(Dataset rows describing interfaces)
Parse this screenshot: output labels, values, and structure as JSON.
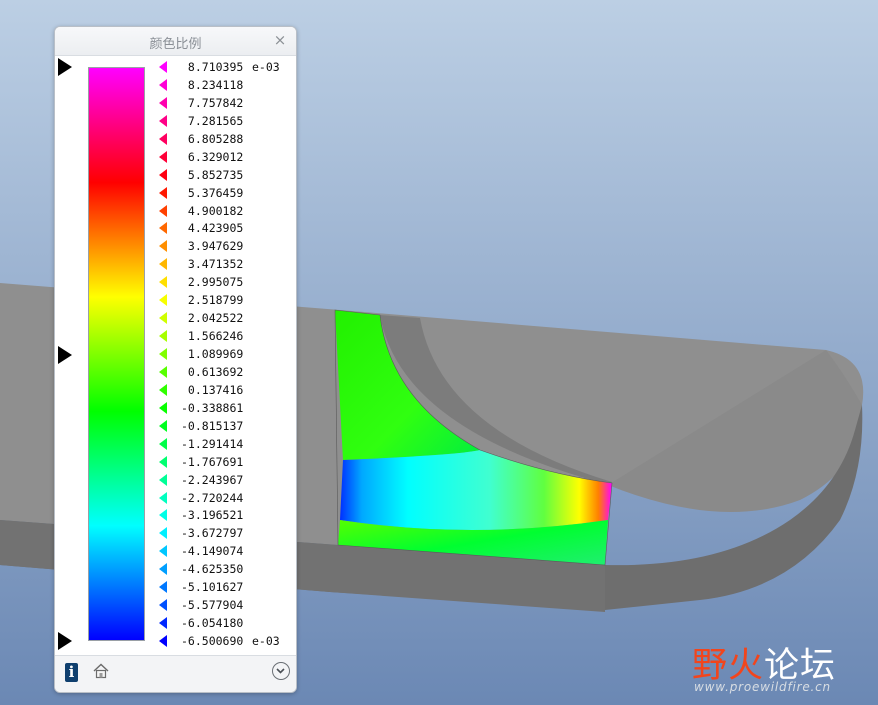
{
  "panel": {
    "title": "颜色比例",
    "close_glyph": "×",
    "exponent_top": "e-03",
    "exponent_bottom": "e-03",
    "info_glyph": "i",
    "icons": [
      "close-icon",
      "info-icon",
      "home-icon",
      "chevron-down-icon"
    ]
  },
  "scale": {
    "max": 8.710395,
    "min": -6.50069,
    "labels": [
      "8.710395",
      "8.234118",
      "7.757842",
      "7.281565",
      "6.805288",
      "6.329012",
      "5.852735",
      "5.376459",
      "4.900182",
      "4.423905",
      "3.947629",
      "3.471352",
      "2.995075",
      "2.518799",
      "2.042522",
      "1.566246",
      "1.089969",
      "0.613692",
      "0.137416",
      "-0.338861",
      "-0.815137",
      "-1.291414",
      "-1.767691",
      "-2.243967",
      "-2.720244",
      "-3.196521",
      "-3.672797",
      "-4.149074",
      "-4.625350",
      "-5.101627",
      "-5.577904",
      "-6.054180",
      "-6.500690"
    ],
    "gradient_colors": [
      "#ff00ff",
      "#ff0000",
      "#ffff00",
      "#00ff00",
      "#00ffff",
      "#0000ff"
    ],
    "slider_values": [
      8.710395,
      1.089969,
      -6.50069
    ]
  },
  "watermark": {
    "main_left": "野",
    "main_mid": "火",
    "main_right": "论坛",
    "url": "www.proewildfire.cn",
    "color_left": "#f2451c",
    "color_right": "#ffffff"
  }
}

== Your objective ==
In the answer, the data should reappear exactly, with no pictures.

== Result of the task ==
Parse this screenshot: output labels, values, and structure as JSON.
{
  "panel": {
    "title": "颜色比例",
    "close_glyph": "×",
    "exponent_top": "e-03",
    "exponent_bottom": "e-03",
    "info_glyph": "i",
    "icons": [
      "close-icon",
      "info-icon",
      "home-icon",
      "chevron-down-icon"
    ]
  },
  "scale": {
    "max": 8.710395,
    "min": -6.50069,
    "labels": [
      "8.710395",
      "8.234118",
      "7.757842",
      "7.281565",
      "6.805288",
      "6.329012",
      "5.852735",
      "5.376459",
      "4.900182",
      "4.423905",
      "3.947629",
      "3.471352",
      "2.995075",
      "2.518799",
      "2.042522",
      "1.566246",
      "1.089969",
      "0.613692",
      "0.137416",
      "-0.338861",
      "-0.815137",
      "-1.291414",
      "-1.767691",
      "-2.243967",
      "-2.720244",
      "-3.196521",
      "-3.672797",
      "-4.149074",
      "-4.625350",
      "-5.101627",
      "-5.577904",
      "-6.054180",
      "-6.500690"
    ],
    "gradient_colors": [
      "#ff00ff",
      "#ff0000",
      "#ffff00",
      "#00ff00",
      "#00ffff",
      "#0000ff"
    ],
    "slider_values": [
      8.710395,
      1.089969,
      -6.50069
    ]
  },
  "watermark": {
    "main_left": "野",
    "main_mid": "火",
    "main_right": "论坛",
    "url": "www.proewildfire.cn",
    "color_left": "#f2451c",
    "color_right": "#ffffff"
  }
}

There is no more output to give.